If a tax such as the corporate profits tax misfires in the attempt to achieve a more equitable income distribution, why not try some other approach, i.e., such as a luxury tax? We did more two decades ago. It was sponsored by Senator Ted Kennedy from Massachusetts. It was on furs, jewelry, and power boats above a certain price for each category. It triggered immediate and growing problems, especially for large power boats whose production was centered in Massachusetts. The problem? Enter our old friend, the substitution effect. Rich people apparently have many relatively close substitutes for new expensive power boats, including repairing and upgrading an older one, trips by plane to places like Costa de Sol and Cancun. New large and expensive power boat sales collapsed and skilled workers began to exit the industry. Within a year or so, Senator Ted led the charge to repeal that tax.

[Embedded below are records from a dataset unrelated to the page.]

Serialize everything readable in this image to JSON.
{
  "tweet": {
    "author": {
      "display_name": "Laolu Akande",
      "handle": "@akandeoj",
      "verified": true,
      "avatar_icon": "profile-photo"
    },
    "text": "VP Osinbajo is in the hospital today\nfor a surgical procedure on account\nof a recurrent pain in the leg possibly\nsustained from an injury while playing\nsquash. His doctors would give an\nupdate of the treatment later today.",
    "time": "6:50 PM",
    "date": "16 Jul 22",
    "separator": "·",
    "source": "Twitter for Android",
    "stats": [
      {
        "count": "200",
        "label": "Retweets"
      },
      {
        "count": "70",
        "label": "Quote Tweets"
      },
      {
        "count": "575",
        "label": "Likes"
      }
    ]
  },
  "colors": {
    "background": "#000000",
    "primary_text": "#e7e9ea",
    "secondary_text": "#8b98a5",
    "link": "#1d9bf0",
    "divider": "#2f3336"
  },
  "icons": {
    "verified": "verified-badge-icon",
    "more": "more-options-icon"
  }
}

Luxury Taxes – what are the consequences of tax hikes on the wealthy?
“If the “Isabel” were kept at the 2004 Democratic presidential nominee’s summer vacation home on Nantucket, or in Boston Harbor near his city residence, he would be liable for $437,500 in one-time sales tax. He would also have to pay $70,000 in annual excise taxes.”
If we can’t address the excessively unequal income distribution when it is ‘earned’ or when it is ‘spent’, then how can society address the problem?
Over the nearly 14 years that this newsletter has been in existence, we have pointed out on numerous occasions, that what would move the economy toward the achievement of the main cause of inequity in the income distribution as well as fuller achievement of the other economic welfare conditions of efficiency, high employment, and a reasonable degree of price level stability would be greater competition. The prime mover to the achievement of the economic welfare goals that free market capitalism is more fully and consistently capable of achieving than any other economic system is COMPETITION in all markets; both the product markets for goods and services and the productive resource markets for labor, capital, land and entrepreneurship.
Competition is the Invisible Hand that Adam Smith in his ‘An Inquiry into Nature and Causes of the Wealth of Nations’ told us would ensure that free market capitalism would bring us the good things as detailed above that constitute the meaning of economic welfare. Yet despite the billions of dollars spent over the years to enforce anti-trust legislation, the agencies assigned the task have failed miserably.
What finally forced down the price of oil and natural gas was not the efforts of the anti-trust agencies, rather it was fracking and in the hands mostly of the independent companies and NOT the ‘Big Five’ oil companies.
“This shale gale, I describe it as the energy equivalent of the Berlin Wall coming down. This is a big deal," says Robin West, chairman and CEO of PFC Energy, who has been in the energy consulting business for decades.
We estimate that by 2020, the U.S. overall will be the largest hydrocarbon producer in the world; bigger than Russia or Saudi Arabia," he says.”
U.S. Department of Energy – Energy Information Administration
“The United States remained the world's top producer of petroleum and natural gas hydrocarbons in 2015, according to U.S. Energy Information Administration estimates. U.S. petroleum and natural gas production first surpassed Russia in 2012, and the United States has been the world's top producer of natural gas since 2011 and the world's top producer of petroleum hydrocarbons since 2013.”